Prior to the voting, the delegation met with representatives of the United Nations Assistance Mission to Afghanistan (UNAMA), the Joint Electoral Management Body (JEMB), a number of candidates for the presidency including President Karzai, and women activists and journalists.

The delegation's observation in Kabul city and surrounding areas did not allow it to make a final determination as to the conduct of the election in other parts of the country. However, its extensive visits to more than 70 polling stations demonstrated that Afghan women and men were determined to vote and that Afghan election workers were intent on overseeing a transparent, well-run process. The delegation observed long lines of Afghans, in some instances more than
100 persons, waiting in orderly lines to cast their votes.

The delegates noted that for an inaugural presidential election, it was well-administered despite some technical difficulties. For example, problems with the indelible ink resulted in several polling sites closing for up to two hours. Yet it also is important to note that the election workers at the polling sites knew to contact the JEMB to address the problem. Delegates witnessed lines of up to 150 Afghans waiting patiently until voting resumed and they cast their ballots.

Delegates did see instances where a small number of individuals attempted to use altered or falsified registration cards or cards other than their own. However, election supervisors and workers were diligent in preventing these persons from voting.

Especially notable was the evident determination of Afghan women to cast their votes. Delegates observed the enthusiastic turnout of women throughout Kabul. In several polling sites, delegates were told by women how seriously they took their responsibility to vote. It is particularly heartening to the delegation to have been able to witness Afghan women taking an active role in politics following years of oppression by the Taliban.

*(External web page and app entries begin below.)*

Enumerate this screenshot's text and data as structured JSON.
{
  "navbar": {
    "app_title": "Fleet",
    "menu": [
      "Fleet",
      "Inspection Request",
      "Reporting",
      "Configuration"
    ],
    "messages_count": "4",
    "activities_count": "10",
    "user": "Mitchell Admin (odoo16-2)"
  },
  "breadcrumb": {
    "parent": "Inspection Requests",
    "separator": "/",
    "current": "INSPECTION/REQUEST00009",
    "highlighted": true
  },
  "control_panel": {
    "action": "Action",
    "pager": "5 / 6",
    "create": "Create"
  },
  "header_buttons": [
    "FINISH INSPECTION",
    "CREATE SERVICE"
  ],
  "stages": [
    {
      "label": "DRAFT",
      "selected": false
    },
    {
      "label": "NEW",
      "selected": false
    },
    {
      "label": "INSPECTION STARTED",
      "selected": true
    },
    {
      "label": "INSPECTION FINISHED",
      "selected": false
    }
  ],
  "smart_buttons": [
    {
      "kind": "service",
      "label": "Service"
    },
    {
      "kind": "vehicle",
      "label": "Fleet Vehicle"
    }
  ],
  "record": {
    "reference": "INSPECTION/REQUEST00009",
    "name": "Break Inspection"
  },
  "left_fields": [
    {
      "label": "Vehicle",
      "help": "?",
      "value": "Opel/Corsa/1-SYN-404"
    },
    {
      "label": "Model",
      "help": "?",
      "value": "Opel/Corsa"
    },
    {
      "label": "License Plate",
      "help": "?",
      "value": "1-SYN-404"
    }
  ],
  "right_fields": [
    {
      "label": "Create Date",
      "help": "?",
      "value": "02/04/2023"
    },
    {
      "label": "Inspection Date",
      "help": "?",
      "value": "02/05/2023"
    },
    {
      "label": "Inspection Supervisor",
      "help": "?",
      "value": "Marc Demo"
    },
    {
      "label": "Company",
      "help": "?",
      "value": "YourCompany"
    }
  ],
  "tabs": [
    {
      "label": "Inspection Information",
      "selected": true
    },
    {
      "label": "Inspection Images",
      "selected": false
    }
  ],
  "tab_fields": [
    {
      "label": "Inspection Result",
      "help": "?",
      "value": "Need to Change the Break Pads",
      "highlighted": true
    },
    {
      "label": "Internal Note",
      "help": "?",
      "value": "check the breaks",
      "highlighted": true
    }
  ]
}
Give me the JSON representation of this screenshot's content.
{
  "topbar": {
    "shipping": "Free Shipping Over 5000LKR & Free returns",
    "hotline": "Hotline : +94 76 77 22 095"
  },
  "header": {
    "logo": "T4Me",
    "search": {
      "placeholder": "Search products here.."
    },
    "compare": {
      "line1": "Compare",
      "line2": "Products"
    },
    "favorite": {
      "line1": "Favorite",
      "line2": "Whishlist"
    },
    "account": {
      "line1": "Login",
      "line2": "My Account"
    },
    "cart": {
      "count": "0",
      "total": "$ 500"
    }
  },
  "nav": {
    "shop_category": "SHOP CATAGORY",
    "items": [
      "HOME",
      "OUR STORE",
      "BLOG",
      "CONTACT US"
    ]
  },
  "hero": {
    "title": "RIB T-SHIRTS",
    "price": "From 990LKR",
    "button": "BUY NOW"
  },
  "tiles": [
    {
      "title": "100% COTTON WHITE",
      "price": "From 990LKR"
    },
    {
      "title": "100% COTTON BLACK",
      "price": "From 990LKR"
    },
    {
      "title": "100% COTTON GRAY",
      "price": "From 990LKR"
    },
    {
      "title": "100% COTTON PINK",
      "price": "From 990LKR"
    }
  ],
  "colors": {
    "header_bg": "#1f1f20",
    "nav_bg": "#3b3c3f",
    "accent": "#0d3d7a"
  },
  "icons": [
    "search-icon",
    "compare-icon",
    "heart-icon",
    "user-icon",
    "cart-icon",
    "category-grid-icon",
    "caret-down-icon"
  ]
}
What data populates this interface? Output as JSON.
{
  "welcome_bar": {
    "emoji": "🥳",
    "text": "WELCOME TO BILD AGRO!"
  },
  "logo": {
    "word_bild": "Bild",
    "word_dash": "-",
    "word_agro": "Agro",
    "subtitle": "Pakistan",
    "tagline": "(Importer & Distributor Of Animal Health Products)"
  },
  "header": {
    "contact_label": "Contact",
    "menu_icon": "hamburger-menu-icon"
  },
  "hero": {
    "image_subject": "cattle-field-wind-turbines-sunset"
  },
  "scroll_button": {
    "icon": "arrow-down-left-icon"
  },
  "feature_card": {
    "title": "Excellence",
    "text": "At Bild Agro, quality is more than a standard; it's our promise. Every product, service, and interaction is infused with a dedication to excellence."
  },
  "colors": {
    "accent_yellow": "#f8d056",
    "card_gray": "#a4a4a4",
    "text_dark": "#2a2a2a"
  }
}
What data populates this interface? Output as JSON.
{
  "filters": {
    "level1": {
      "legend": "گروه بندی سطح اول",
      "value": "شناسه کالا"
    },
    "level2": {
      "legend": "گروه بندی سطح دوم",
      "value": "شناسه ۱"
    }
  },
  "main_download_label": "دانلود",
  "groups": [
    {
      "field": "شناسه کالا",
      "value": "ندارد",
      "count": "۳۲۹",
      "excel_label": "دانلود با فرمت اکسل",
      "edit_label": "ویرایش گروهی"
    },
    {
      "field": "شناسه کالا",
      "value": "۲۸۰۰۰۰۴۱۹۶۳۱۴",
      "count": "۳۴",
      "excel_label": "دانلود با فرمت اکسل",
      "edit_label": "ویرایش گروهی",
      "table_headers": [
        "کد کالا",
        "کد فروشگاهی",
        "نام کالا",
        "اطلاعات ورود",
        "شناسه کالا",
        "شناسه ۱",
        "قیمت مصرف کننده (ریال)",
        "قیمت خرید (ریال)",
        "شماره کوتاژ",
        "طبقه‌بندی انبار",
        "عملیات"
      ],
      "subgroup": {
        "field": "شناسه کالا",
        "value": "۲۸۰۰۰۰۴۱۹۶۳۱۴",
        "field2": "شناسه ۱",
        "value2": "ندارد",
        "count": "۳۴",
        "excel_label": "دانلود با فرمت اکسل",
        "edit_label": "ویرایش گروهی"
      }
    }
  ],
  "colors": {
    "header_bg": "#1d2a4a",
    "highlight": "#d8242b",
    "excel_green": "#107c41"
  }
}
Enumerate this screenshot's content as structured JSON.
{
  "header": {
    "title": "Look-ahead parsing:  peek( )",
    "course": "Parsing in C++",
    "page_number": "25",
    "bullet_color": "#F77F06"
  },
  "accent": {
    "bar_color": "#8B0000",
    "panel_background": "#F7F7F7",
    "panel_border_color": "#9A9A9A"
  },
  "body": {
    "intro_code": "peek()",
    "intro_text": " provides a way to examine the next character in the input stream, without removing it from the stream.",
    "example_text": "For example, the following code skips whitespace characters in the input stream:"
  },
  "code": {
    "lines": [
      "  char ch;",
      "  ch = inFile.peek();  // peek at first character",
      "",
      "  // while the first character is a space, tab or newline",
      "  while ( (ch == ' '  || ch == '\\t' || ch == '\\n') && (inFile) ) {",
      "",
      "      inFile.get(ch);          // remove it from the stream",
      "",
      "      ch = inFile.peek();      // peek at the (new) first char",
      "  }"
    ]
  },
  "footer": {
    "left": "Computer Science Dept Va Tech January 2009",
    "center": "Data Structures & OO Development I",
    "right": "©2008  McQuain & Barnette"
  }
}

One woman, Dr. Massouda Jalal, stepped forward as a presidential candidate, while there were three women presented as vice presidential candidates.

The delegation also saw enthusiastic oversight of polling sites by domestic observers and candidate agents, as well as international observers.

The context for today's election

The apparently successful electoral exercise the delegation witnessed to this point is a further step in a continuing series of accomplishments Afghanistan has realized since the fall of the Taliban. The Bonn Agreement reflected a consensus of Afghan interests and framed a process that has guided the political process to this point. The Emergency Loya Jirga created an Interim Government and launched the process of broadening Afghans' participation in determining their country's future. The Constitutional Loya Jirga approved the democratic Constitution that now enshrines the rights of all Afghan citizens, including its women.

The run-up to today's election has confirmed that this democratization process enjoys broad popular support. The international community has seen this in the massive participation of Afghans in voter registration, particularly by women (41 percent of whom registered to vote); 18 presidential candidates representing a broad range of Afghan society and political views; a presidential campaign that took on a national character with candidates campaigning in regions other than their own; and the participation of the electorate in political rallies. Candidates were also provided free access to radio and television and the electorate participated in open public debate. As UNAMA observed, the pre-election period showed "the continued determination of the overwhelming majority of Afghans to brush aside difficulties and go to the polls."

Future support

Whatever the outcome of this election, the clear winners are the Afghan people; the losers are the Taliban and those others who have historically undermined progress and unity in this country.

Enemies of democracy in Afghanistan tried to subvert this process and it is now clear that they failed. The future holds many challenges, and the Afghan people have high expectations for democracy. They will expect their government to provide security, economic development, and counter narcotics efforts, among others. In order for Afghanistan to consolidate the gains that this election represents, it will be vital for the international community to recommit itself to Afghanistan.